The Importance of Using Full Margin

Investing in the stock market is inherently risky and requires careful consideration before making decisions. Using margin can increase an investor’s earning potential by allowing them to invest more than their available funds.

However, using margin also entails risks and potential debts if the investment fails. Therefore, understanding Full Margin is crucial to avoid significant risks in stock market investing.

Example to Illustrate Full Margin:

Imagine Investor A wants to invest $10,000 in a stock priced at $100 per share. With a Full Margin of 3:1, Investor A can borrow an additional $20,000 from the brokerage and invest a total of $30,000 in the stock.

If the stock price rises to $110 per share, Investor A gains a profit of $1,000. But if the stock price drops to $90 per share, Investor A incurs a loss of $1,000.

If Investor A cannot cover their debt to the brokerage, severe consequences may follow, including margin calls, penalties, or even legal action. Therefore, investors should understand Margin Calls thoroughly.

What is Full Margin Should You Use Full Margin in Investing

How to Determine if You Are Using Full Margin

To calculate Full Margin, three main factors are needed:

  • The value of owned assets (e.g., stocks, bonds, investment funds, etc.)
  • Margin requirement ratio
  • Margin ratio

Margin Requirement Ratio: The minimum margin level an investor must maintain to trade. This is set by each exchange and varies by security type.

Margin Ratio: The allowable borrowing level for investors to trade securities. It is calculated by the ratio between the value of owned assets and the permissible borrowing amount.

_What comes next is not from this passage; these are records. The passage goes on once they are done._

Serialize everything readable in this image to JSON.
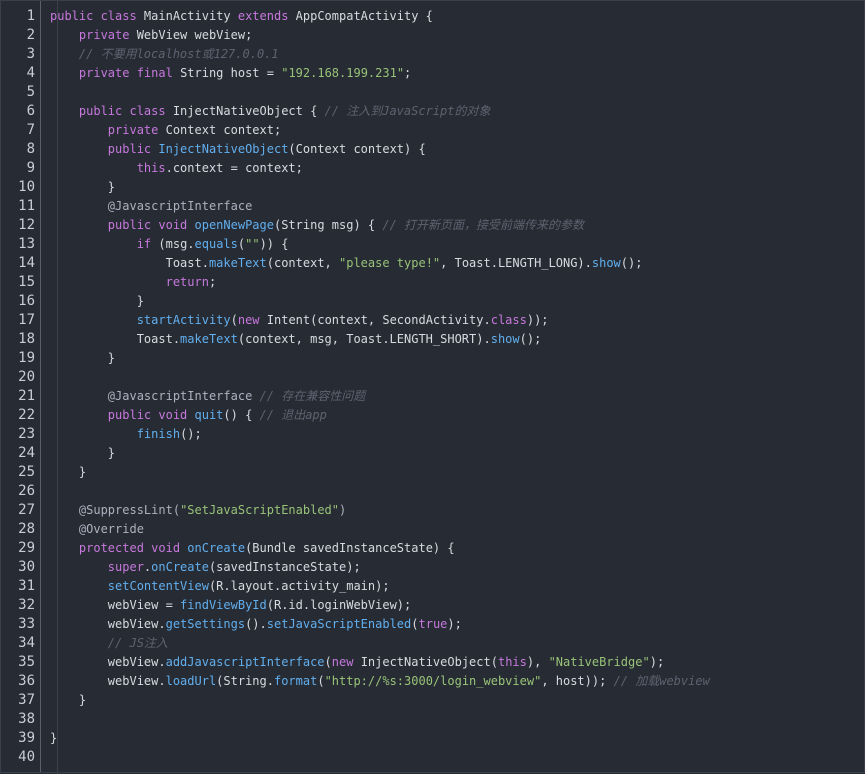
{
  "colors": {
    "background": "#272b33",
    "keyword": "#c678dd",
    "type": "#e5c07b",
    "function": "#61afef",
    "string": "#98c379",
    "comment": "#5c6370",
    "plain": "#d7dae0",
    "line_number": "#c8ccd4"
  },
  "lines": [
    {
      "n": "1",
      "t": [
        [
          "k",
          "public class "
        ],
        [
          "p",
          "MainActivity "
        ],
        [
          "k",
          "extends "
        ],
        [
          "p",
          "AppCompatActivity {"
        ]
      ]
    },
    {
      "n": "2",
      "t": [
        [
          "p",
          "    "
        ],
        [
          "k",
          "private "
        ],
        [
          "p",
          "WebView webView;"
        ]
      ]
    },
    {
      "n": "3",
      "t": [
        [
          "p",
          "    "
        ],
        [
          "c",
          "// 不要用localhost或127.0.0.1"
        ]
      ]
    },
    {
      "n": "4",
      "t": [
        [
          "p",
          "    "
        ],
        [
          "k",
          "private final "
        ],
        [
          "p",
          "String host = "
        ],
        [
          "s",
          "\"192.168.199.231\""
        ],
        [
          "p",
          ";"
        ]
      ]
    },
    {
      "n": "5",
      "t": []
    },
    {
      "n": "6",
      "t": [
        [
          "p",
          "    "
        ],
        [
          "k",
          "public class "
        ],
        [
          "p",
          "InjectNativeObject { "
        ],
        [
          "c",
          "// 注入到JavaScript的对象"
        ]
      ]
    },
    {
      "n": "7",
      "t": [
        [
          "p",
          "        "
        ],
        [
          "k",
          "private "
        ],
        [
          "p",
          "Context context;"
        ]
      ]
    },
    {
      "n": "8",
      "t": [
        [
          "p",
          "        "
        ],
        [
          "k",
          "public "
        ],
        [
          "f",
          "InjectNativeObject"
        ],
        [
          "p",
          "(Context context) {"
        ]
      ]
    },
    {
      "n": "9",
      "t": [
        [
          "p",
          "            "
        ],
        [
          "k",
          "this"
        ],
        [
          "p",
          ".context = context;"
        ]
      ]
    },
    {
      "n": "10",
      "t": [
        [
          "p",
          "        }"
        ]
      ]
    },
    {
      "n": "11",
      "t": [
        [
          "p",
          "        "
        ],
        [
          "a",
          "@JavascriptInterface"
        ]
      ]
    },
    {
      "n": "12",
      "t": [
        [
          "p",
          "        "
        ],
        [
          "k",
          "public void "
        ],
        [
          "f",
          "openNewPage"
        ],
        [
          "p",
          "(String msg) { "
        ],
        [
          "c",
          "// 打开新页面，接受前端传来的参数"
        ]
      ]
    },
    {
      "n": "13",
      "t": [
        [
          "p",
          "            "
        ],
        [
          "k",
          "if "
        ],
        [
          "p",
          "(msg."
        ],
        [
          "f",
          "equals"
        ],
        [
          "p",
          "("
        ],
        [
          "s",
          "\"\""
        ],
        [
          "p",
          ")) {"
        ]
      ]
    },
    {
      "n": "14",
      "t": [
        [
          "p",
          "                Toast."
        ],
        [
          "f",
          "makeText"
        ],
        [
          "p",
          "(context, "
        ],
        [
          "s",
          "\"please type!\""
        ],
        [
          "p",
          ", Toast.LENGTH_LONG)."
        ],
        [
          "f",
          "show"
        ],
        [
          "p",
          "();"
        ]
      ]
    },
    {
      "n": "15",
      "t": [
        [
          "p",
          "                "
        ],
        [
          "k",
          "return"
        ],
        [
          "p",
          ";"
        ]
      ]
    },
    {
      "n": "16",
      "t": [
        [
          "p",
          "            }"
        ]
      ]
    },
    {
      "n": "17",
      "t": [
        [
          "p",
          "            "
        ],
        [
          "f",
          "startActivity"
        ],
        [
          "p",
          "("
        ],
        [
          "k",
          "new "
        ],
        [
          "p",
          "Intent(context, SecondActivity."
        ],
        [
          "k",
          "class"
        ],
        [
          "p",
          "));"
        ]
      ]
    },
    {
      "n": "18",
      "t": [
        [
          "p",
          "            Toast."
        ],
        [
          "f",
          "makeText"
        ],
        [
          "p",
          "(context, msg, Toast.LENGTH_SHORT)."
        ],
        [
          "f",
          "show"
        ],
        [
          "p",
          "();"
        ]
      ]
    },
    {
      "n": "19",
      "t": [
        [
          "p",
          "        }"
        ]
      ]
    },
    {
      "n": "20",
      "t": []
    },
    {
      "n": "21",
      "t": [
        [
          "p",
          "        "
        ],
        [
          "a",
          "@JavascriptInterface "
        ],
        [
          "c",
          "// 存在兼容性问题"
        ]
      ]
    },
    {
      "n": "22",
      "t": [
        [
          "p",
          "        "
        ],
        [
          "k",
          "public void "
        ],
        [
          "f",
          "quit"
        ],
        [
          "p",
          "() { "
        ],
        [
          "c",
          "// 退出app"
        ]
      ]
    },
    {
      "n": "23",
      "t": [
        [
          "p",
          "            "
        ],
        [
          "f",
          "finish"
        ],
        [
          "p",
          "();"
        ]
      ]
    },
    {
      "n": "24",
      "t": [
        [
          "p",
          "        }"
        ]
      ]
    },
    {
      "n": "25",
      "t": [
        [
          "p",
          "    }"
        ]
      ]
    },
    {
      "n": "26",
      "t": []
    },
    {
      "n": "27",
      "t": [
        [
          "p",
          "    "
        ],
        [
          "a",
          "@SuppressLint("
        ],
        [
          "s",
          "\"SetJavaScriptEnabled\""
        ],
        [
          "a",
          ")"
        ]
      ]
    },
    {
      "n": "28",
      "t": [
        [
          "p",
          "    "
        ],
        [
          "a",
          "@Override"
        ]
      ]
    },
    {
      "n": "29",
      "t": [
        [
          "p",
          "    "
        ],
        [
          "k",
          "protected void "
        ],
        [
          "f",
          "onCreate"
        ],
        [
          "p",
          "(Bundle savedInstanceState) {"
        ]
      ]
    },
    {
      "n": "30",
      "t": [
        [
          "p",
          "        "
        ],
        [
          "k",
          "super"
        ],
        [
          "p",
          "."
        ],
        [
          "f",
          "onCreate"
        ],
        [
          "p",
          "(savedInstanceState);"
        ]
      ]
    },
    {
      "n": "31",
      "t": [
        [
          "p",
          "        "
        ],
        [
          "f",
          "setContentView"
        ],
        [
          "p",
          "(R.layout.activity_main);"
        ]
      ]
    },
    {
      "n": "32",
      "t": [
        [
          "p",
          "        webView = "
        ],
        [
          "f",
          "findViewById"
        ],
        [
          "p",
          "(R.id.loginWebView);"
        ]
      ]
    },
    {
      "n": "33",
      "t": [
        [
          "p",
          "        webView."
        ],
        [
          "f",
          "getSettings"
        ],
        [
          "p",
          "()."
        ],
        [
          "f",
          "setJavaScriptEnabled"
        ],
        [
          "p",
          "("
        ],
        [
          "k",
          "true"
        ],
        [
          "p",
          ");"
        ]
      ]
    },
    {
      "n": "34",
      "t": [
        [
          "p",
          "        "
        ],
        [
          "c",
          "// JS注入"
        ]
      ]
    },
    {
      "n": "35",
      "t": [
        [
          "p",
          "        webView."
        ],
        [
          "f",
          "addJavascriptInterface"
        ],
        [
          "p",
          "("
        ],
        [
          "k",
          "new "
        ],
        [
          "p",
          "InjectNativeObject("
        ],
        [
          "k",
          "this"
        ],
        [
          "p",
          "), "
        ],
        [
          "s",
          "\"NativeBridge\""
        ],
        [
          "p",
          ");"
        ]
      ]
    },
    {
      "n": "36",
      "t": [
        [
          "p",
          "        webView."
        ],
        [
          "f",
          "loadUrl"
        ],
        [
          "p",
          "(String."
        ],
        [
          "f",
          "format"
        ],
        [
          "p",
          "("
        ],
        [
          "s",
          "\"http://%s:3000/login_webview\""
        ],
        [
          "p",
          ", host)); "
        ],
        [
          "c",
          "// 加载webview"
        ]
      ]
    },
    {
      "n": "37",
      "t": [
        [
          "p",
          "    }"
        ]
      ]
    },
    {
      "n": "38",
      "t": []
    },
    {
      "n": "39",
      "t": [
        [
          "p",
          "}"
        ]
      ]
    },
    {
      "n": "40",
      "t": []
    }
  ]
}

This ratio is often regulated by financial institutions or exchanges.

Full Margin Calculation Formula:

Full Margin=Value of Owned Assets(1−Margin Requirement Ratio)×Margin RatioFull Margin=(1−Margin Requirement Ratio)Value of Owned Assets​×Margin Ratio

Example Calculation:

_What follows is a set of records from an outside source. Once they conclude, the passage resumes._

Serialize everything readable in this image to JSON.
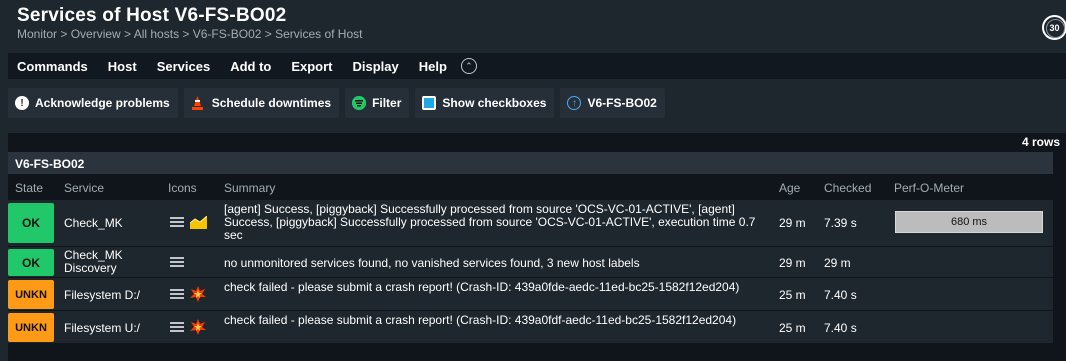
{
  "header": {
    "title": "Services of Host V6-FS-BO02",
    "breadcrumb": "Monitor > Overview > All hosts > V6-FS-BO02 > Services of Host",
    "refresh_seconds": "30"
  },
  "menu": [
    "Commands",
    "Host",
    "Services",
    "Add to",
    "Export",
    "Display",
    "Help"
  ],
  "shortcuts": {
    "acknowledge": "Acknowledge problems",
    "schedule": "Schedule downtimes",
    "filter": "Filter",
    "checkboxes": "Show checkboxes",
    "host": "V6-FS-BO02"
  },
  "table": {
    "rows_count": "4 rows",
    "host_group": "V6-FS-BO02",
    "columns": [
      "State",
      "Service",
      "Icons",
      "Summary",
      "Age",
      "Checked",
      "Perf-O-Meter"
    ],
    "rows": [
      {
        "state": "OK",
        "service": "Check_MK",
        "summary": "[agent] Success, [piggyback] Successfully processed from source 'OCS-VC-01-ACTIVE', [agent] Success, [piggyback] Successfully processed from source 'OCS-VC-01-ACTIVE', execution time 0.7 sec",
        "age": "29 m",
        "checked": "7.39 s",
        "perf": "680 ms"
      },
      {
        "state": "OK",
        "service": "Check_MK Discovery",
        "summary": "no unmonitored services found, no vanished services found, 3 new host labels",
        "age": "29 m",
        "checked": "29 m",
        "perf": ""
      },
      {
        "state": "UNKN",
        "service": "Filesystem D:/",
        "summary": "check failed - please submit a crash report! (Crash-ID: 439a0fde-aedc-11ed-bc25-1582f12ed204)",
        "age": "25 m",
        "checked": "7.40 s",
        "perf": ""
      },
      {
        "state": "UNKN",
        "service": "Filesystem U:/",
        "summary": "check failed - please submit a crash report! (Crash-ID: 439a0fdf-aedc-11ed-bc25-1582f12ed204)",
        "age": "25 m",
        "checked": "7.40 s",
        "perf": ""
      }
    ]
  },
  "colors": {
    "ok": "#21c86a",
    "unknown": "#ff9a16",
    "background": "#1e262e"
  }
}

Assume you want to buy VCI stock with owned assets valued at $100,000. The exchange requires a 50% margin requirement and a 60% margin ratio. Using the formula:

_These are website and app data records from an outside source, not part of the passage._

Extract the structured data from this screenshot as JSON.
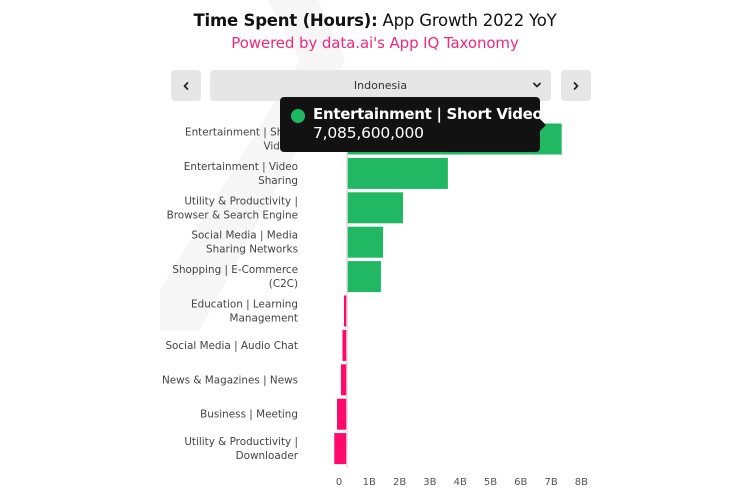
{
  "header": {
    "title_bold": "Time Spent (Hours):",
    "title_rest": " App Growth 2022 YoY",
    "subtitle": "Powered by data.ai's App IQ Taxonomy"
  },
  "selector": {
    "prev_icon": "chevron-left-icon",
    "next_icon": "chevron-right-icon",
    "selected_country": "Indonesia",
    "dropdown_icon": "chevron-down-icon"
  },
  "tooltip": {
    "category": "Entertainment | Short Videos",
    "value": "7,085,600,000"
  },
  "colors": {
    "positive": "#21b864",
    "negative": "#ff0a6c",
    "accent": "#f0287d",
    "tooltip_bg": "#121212"
  },
  "chart_data": {
    "type": "bar",
    "orientation": "horizontal",
    "title": "Time Spent (Hours): App Growth 2022 YoY",
    "subtitle": "Powered by data.ai's App IQ Taxonomy",
    "xlabel": "",
    "ylabel": "",
    "xlim": [
      -0.5,
      8
    ],
    "grid": false,
    "x_ticks": [
      "0",
      "1B",
      "2B",
      "3B",
      "4B",
      "5B",
      "6B",
      "7B",
      "8B"
    ],
    "x_tick_values": [
      0,
      1,
      2,
      3,
      4,
      5,
      6,
      7,
      8
    ],
    "categories": [
      [
        "Entertainment | Short",
        "Videos"
      ],
      [
        "Entertainment | Video",
        "Sharing"
      ],
      [
        "Utility & Productivity |",
        "Browser & Search Engine"
      ],
      [
        "Social Media | Media",
        "Sharing Networks"
      ],
      [
        "Shopping | E-Commerce",
        "(C2C)"
      ],
      [
        "Education | Learning",
        "Management"
      ],
      [
        "Social Media | Audio Chat"
      ],
      [
        "News & Magazines | News"
      ],
      [
        "Business | Meeting"
      ],
      [
        "Utility & Productivity |",
        "Downloader"
      ]
    ],
    "values": [
      7.0856,
      3.33,
      1.85,
      1.19,
      1.12,
      -0.1,
      -0.15,
      -0.2,
      -0.33,
      -0.42
    ],
    "units": "billion hours"
  }
}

Full Margin=100,000(1−50%)×60%=120,000Full Margin=(1−50%)100,000​×60%=120,000

This means to buy $100,000 worth of VCI stock, you need at least $120,000 in Full Margin. Without sufficient Full Margin, you cannot participate in stock trading.

Considerations When Using Full Margin in Stock Investing

Risk Management: Using Full Margin can yield higher profits but also increases risk as your investment exceeds your available funds. Carefully evaluate risks before using Full Margin and ensure a clear investment plan and risk control measures are in place.

Avoid Excessive Leverage: While Full Margin can boost leverage, it also heightens risk and potential losses if stock prices fall. Limit excessive leverage to mitigate risks.

Thorough Stock Analysis: Full Margin investing requires in-depth knowledge of the company, industry, and market trends. Without sufficient knowledge and experience, avoid Full Margin or seek expert advice.

Regular Investment Monitoring: Full Margin necessitates frequent monitoring of investments and staying updated on company and market developments. Failure to do so could result in financial loss or penalties for regulatory violations.

Short-Term Investment Suitability: Full Margin is often recommended for short-term investments due to lower associated risks compared to long-term investing. If planning short-term investments, Full Margin might be appropriate.

Understanding and using Full Margin wisely and cautiously is crucial in stock market investing to maximize potential returns while minimizing risks.